Healthcare issues for elders comprise a vitally important aspect of our practice at Geyer & Associates. Today we focus on one of the most important decisions in elder care – the selection of caregivers.

“Most people who need help with their daily activities rely on unpaid care provided to them by family members and friends.  More and more, however, seniors and their families are recognizing the benefits of hiring caregivers, to help loved ones stay in their homes longer in comfort and safety, giving their families peace of mind,” Tennessee elder law attorney TimothyTakacs points out.

The best time to discuss care options with your parents is long before care is needed, cautions Bankrate.com.  At the very least, making sure there are durable health care proxy documents in place will allow medical and caregiving decisions to be made even if a parent is incapacitated.

The process of selecting a caregiver begins with assessing the types of care needed. Those might include household help, medical care, and personal care. Then comes the important interview process. Referrals might come from a doctor, hospital, or be based on word of mouth from people who have used that company. It’s important to meet and interview candidates, preferably in the home where care is to be provided, bankrate.com advises.

The Five Cs are five important characteristics you want to find in a caregiver , according to the SouthCarolina Department of Disabilities:

  • Competence
  • Caring
  • Compatibility
  • Cooperation
  • Communication

Care.com offers a very useful list of issues to be discussed when interviewing a caregiver:

Experience:  Have you ever cared for someone with these conditions – memory problems, wheelchair bound, diabetic –  before? If so, please elaborate.

Transportion:  Does the individual have a clean driving record and reliable transportation and insurance?  How far away do they live?

Scheduling flexibility: Do you have other jobs? Do you have responsibility for others whose schedules would be affected if you needed to stay later?  Could you work weekends? Are you able and willing to help find coverage for days you need to take off?

Caregiving certifications and training: Besides caregiving training, do you have CPR or first aid training?

Background check: Are you willing to submit to a background check?

The first two challenges facing children whose parents are in need of help include finding and hiring caregivers, then monitoring to be sure that the needed care is being provided, and in a kind, considerate way.

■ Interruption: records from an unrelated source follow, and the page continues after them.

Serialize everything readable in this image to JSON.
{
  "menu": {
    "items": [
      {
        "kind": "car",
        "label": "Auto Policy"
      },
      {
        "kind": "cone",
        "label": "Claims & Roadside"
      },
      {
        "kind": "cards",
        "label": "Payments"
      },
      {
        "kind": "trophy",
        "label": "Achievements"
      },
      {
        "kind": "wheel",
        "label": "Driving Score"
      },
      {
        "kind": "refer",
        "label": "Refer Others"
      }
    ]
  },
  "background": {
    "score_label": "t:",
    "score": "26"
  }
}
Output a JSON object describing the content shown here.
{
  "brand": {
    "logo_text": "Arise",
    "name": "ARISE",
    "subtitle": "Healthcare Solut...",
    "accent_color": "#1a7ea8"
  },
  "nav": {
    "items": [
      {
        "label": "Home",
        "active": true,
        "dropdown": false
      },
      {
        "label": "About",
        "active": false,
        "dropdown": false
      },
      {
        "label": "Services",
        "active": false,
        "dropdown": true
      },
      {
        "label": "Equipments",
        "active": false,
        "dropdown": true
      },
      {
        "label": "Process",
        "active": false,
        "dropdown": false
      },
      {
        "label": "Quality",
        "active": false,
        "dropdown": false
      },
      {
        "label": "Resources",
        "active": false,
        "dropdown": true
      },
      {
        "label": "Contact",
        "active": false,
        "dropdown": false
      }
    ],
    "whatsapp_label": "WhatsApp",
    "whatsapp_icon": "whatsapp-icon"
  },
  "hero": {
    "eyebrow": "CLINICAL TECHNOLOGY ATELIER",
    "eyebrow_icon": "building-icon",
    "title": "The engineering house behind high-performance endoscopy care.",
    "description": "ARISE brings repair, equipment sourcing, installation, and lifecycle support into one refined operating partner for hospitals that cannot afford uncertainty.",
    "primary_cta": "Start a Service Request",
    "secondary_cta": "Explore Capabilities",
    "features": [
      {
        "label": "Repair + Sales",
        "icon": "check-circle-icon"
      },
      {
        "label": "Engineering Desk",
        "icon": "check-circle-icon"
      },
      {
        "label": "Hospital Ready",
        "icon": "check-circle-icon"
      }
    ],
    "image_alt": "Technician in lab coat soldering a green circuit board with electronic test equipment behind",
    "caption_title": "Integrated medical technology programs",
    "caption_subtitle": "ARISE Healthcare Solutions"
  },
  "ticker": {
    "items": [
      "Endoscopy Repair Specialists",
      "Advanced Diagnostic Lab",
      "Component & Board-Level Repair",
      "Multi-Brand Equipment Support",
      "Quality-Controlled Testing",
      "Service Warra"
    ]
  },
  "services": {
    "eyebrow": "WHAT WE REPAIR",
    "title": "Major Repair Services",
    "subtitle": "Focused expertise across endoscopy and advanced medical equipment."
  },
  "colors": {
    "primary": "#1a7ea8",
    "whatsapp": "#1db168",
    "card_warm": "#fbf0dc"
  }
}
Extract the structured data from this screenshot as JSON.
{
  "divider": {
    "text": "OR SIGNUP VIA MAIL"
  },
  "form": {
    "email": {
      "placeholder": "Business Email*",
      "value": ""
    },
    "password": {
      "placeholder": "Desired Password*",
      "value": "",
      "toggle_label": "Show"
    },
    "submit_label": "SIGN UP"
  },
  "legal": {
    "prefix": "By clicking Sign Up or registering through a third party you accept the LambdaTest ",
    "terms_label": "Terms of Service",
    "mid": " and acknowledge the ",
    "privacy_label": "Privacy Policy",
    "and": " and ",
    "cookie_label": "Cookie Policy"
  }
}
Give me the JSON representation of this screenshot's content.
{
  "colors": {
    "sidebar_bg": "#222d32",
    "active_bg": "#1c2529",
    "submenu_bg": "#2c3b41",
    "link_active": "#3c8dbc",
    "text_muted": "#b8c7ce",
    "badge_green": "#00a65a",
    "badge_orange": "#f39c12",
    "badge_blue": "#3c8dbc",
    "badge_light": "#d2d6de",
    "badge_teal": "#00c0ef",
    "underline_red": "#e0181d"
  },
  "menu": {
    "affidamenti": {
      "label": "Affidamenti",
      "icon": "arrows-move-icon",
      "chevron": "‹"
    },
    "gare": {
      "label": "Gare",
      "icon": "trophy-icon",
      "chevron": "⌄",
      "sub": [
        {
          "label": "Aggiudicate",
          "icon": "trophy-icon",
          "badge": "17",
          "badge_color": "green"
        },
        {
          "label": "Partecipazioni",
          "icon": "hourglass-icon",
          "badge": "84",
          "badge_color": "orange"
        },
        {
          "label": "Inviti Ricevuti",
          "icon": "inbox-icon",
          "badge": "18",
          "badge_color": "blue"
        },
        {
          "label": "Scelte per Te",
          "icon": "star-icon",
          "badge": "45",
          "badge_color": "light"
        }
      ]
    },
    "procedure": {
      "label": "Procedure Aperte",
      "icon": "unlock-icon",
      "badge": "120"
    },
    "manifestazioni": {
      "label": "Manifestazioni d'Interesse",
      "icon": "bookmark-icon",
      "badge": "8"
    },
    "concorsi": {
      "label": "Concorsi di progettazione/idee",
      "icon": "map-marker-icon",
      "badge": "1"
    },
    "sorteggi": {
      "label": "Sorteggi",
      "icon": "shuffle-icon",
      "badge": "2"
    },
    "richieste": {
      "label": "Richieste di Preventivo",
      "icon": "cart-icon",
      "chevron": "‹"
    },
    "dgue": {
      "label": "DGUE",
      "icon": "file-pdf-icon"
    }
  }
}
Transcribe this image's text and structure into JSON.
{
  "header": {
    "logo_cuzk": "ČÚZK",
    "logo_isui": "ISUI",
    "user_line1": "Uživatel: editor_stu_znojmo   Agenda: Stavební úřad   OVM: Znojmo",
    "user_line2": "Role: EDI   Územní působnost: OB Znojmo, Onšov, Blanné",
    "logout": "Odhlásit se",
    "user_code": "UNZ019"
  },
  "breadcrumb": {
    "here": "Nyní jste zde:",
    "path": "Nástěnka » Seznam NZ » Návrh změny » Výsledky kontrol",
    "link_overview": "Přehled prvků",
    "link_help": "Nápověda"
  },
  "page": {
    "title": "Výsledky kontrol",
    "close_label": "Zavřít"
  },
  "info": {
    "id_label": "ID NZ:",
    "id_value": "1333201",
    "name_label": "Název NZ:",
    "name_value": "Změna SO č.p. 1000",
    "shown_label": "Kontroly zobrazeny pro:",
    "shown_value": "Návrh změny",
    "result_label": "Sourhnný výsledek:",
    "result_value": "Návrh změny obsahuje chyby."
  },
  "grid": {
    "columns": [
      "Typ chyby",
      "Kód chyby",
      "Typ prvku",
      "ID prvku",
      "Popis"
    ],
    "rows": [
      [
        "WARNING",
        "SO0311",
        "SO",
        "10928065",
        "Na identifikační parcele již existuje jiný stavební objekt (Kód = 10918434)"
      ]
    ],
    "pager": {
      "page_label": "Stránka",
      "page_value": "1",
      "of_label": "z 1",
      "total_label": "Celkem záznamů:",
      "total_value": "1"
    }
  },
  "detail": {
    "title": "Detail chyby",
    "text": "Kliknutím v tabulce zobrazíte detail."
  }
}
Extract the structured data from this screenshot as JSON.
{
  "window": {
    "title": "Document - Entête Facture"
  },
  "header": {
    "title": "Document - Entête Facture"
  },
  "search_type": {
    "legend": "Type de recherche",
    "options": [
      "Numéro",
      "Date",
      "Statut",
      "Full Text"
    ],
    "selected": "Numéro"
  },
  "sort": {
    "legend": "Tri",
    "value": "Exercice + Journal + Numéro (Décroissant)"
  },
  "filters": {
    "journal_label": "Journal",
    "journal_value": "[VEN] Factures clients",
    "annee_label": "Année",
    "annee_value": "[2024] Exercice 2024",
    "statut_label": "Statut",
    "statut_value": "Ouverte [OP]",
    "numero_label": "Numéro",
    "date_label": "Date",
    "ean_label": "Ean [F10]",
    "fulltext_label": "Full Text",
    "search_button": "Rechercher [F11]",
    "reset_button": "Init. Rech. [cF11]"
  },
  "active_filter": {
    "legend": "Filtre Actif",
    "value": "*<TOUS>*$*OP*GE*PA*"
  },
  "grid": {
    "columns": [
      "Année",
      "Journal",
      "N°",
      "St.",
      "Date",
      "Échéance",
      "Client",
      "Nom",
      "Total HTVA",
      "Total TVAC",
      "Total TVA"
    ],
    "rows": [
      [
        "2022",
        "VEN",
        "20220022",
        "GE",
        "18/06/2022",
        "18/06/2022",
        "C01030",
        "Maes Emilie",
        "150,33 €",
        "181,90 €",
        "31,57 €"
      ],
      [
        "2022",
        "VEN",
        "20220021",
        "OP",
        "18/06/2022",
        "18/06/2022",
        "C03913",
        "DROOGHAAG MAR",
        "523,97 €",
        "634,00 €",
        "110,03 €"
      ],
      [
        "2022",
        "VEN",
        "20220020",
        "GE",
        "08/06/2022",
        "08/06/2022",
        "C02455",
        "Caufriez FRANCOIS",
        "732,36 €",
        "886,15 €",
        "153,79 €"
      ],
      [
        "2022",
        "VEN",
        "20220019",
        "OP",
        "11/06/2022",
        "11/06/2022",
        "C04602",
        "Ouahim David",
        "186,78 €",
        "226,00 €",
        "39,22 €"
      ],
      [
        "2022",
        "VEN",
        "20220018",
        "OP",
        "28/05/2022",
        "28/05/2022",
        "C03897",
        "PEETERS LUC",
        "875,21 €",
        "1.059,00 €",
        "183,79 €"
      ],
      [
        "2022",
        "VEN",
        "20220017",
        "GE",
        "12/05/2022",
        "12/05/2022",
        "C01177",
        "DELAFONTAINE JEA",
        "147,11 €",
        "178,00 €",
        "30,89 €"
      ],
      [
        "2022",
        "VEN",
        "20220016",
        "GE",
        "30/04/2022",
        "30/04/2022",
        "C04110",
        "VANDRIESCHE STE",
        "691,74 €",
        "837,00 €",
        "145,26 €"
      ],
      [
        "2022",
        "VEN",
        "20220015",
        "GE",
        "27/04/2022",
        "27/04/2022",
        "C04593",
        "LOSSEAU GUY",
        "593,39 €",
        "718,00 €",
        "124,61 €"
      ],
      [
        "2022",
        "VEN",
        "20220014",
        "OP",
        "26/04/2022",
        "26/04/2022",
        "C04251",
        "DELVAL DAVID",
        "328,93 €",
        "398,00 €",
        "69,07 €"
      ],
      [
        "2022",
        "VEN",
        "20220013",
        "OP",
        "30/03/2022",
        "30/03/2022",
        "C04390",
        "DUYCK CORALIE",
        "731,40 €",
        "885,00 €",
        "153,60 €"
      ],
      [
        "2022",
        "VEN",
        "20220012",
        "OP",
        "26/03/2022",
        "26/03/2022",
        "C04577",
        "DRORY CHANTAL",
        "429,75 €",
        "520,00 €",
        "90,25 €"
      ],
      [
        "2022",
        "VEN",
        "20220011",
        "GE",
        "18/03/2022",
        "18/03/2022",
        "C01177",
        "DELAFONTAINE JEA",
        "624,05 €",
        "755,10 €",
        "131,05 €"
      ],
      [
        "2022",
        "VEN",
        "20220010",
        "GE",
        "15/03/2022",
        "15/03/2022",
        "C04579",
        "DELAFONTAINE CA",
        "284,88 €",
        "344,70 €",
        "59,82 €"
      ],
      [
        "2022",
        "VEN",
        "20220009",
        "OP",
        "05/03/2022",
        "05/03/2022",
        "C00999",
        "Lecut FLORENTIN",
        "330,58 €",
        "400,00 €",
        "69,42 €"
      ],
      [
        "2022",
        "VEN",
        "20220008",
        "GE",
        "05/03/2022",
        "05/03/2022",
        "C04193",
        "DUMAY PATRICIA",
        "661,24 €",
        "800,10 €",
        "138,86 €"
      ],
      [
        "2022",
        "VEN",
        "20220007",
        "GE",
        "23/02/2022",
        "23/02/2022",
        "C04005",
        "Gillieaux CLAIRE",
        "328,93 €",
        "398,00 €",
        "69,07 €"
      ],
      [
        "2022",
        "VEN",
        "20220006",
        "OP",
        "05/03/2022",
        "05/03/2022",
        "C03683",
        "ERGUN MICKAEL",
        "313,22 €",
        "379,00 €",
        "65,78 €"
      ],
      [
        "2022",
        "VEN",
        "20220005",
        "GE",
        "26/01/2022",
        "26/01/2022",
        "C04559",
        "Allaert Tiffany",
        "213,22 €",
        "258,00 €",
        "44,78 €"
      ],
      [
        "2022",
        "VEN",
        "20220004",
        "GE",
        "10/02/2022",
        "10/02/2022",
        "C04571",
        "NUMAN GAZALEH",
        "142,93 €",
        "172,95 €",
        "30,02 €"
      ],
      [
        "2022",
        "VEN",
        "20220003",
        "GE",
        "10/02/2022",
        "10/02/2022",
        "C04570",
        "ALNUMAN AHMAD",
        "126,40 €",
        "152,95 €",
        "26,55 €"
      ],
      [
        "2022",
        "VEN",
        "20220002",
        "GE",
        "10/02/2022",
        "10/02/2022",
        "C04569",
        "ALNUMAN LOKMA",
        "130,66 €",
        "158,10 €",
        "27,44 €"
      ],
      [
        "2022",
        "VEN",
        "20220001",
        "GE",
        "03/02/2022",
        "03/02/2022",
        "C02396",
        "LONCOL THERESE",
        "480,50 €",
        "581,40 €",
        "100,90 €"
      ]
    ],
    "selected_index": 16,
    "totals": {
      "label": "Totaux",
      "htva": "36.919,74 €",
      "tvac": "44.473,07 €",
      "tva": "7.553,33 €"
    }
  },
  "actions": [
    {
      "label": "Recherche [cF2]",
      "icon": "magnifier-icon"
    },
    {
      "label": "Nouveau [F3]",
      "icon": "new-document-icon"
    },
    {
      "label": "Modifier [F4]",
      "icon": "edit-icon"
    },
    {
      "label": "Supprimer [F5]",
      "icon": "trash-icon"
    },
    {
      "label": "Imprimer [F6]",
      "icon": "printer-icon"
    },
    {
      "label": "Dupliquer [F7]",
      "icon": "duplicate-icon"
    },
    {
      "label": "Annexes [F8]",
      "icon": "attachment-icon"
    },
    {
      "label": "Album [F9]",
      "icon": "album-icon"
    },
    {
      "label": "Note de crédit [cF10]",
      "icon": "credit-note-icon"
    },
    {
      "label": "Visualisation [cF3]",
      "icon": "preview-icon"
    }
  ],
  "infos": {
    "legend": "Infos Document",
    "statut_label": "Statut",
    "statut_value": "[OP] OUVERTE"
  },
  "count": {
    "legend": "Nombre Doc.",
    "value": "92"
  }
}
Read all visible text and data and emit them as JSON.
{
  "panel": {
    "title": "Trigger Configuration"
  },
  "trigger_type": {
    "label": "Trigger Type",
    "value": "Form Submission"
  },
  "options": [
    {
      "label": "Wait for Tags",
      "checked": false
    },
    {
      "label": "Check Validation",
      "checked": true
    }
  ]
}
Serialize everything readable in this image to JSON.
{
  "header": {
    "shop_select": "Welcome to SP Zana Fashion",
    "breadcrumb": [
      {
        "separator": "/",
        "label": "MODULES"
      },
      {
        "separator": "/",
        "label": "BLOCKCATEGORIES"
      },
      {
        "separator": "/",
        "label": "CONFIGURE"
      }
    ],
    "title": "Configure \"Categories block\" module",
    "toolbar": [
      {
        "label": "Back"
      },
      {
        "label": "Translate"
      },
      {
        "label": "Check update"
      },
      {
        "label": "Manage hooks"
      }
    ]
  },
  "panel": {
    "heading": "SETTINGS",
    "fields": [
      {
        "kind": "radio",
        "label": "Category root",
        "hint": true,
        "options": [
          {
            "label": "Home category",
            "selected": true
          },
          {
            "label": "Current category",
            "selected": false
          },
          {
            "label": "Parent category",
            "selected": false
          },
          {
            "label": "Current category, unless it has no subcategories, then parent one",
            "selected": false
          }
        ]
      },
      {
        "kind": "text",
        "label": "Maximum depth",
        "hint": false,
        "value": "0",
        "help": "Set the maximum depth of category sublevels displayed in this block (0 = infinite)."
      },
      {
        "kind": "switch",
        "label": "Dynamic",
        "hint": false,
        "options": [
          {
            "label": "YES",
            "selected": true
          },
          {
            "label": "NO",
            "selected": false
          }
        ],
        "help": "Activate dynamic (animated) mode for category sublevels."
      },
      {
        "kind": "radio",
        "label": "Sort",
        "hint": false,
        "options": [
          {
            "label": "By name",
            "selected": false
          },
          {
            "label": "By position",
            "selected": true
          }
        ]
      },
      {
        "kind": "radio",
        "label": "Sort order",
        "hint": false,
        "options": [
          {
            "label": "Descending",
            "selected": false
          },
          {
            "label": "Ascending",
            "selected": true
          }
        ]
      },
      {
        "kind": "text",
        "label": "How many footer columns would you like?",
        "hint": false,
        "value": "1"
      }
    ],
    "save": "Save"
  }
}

The third challenge is the high cost of long term care. With proper advanced planning, the attorneys at Geyer & Associates can help provide your loved one with proper care while helping your family avoid financial ruin.

– By Rebecca W. Geyer of Rebecca W. Geyer & Associates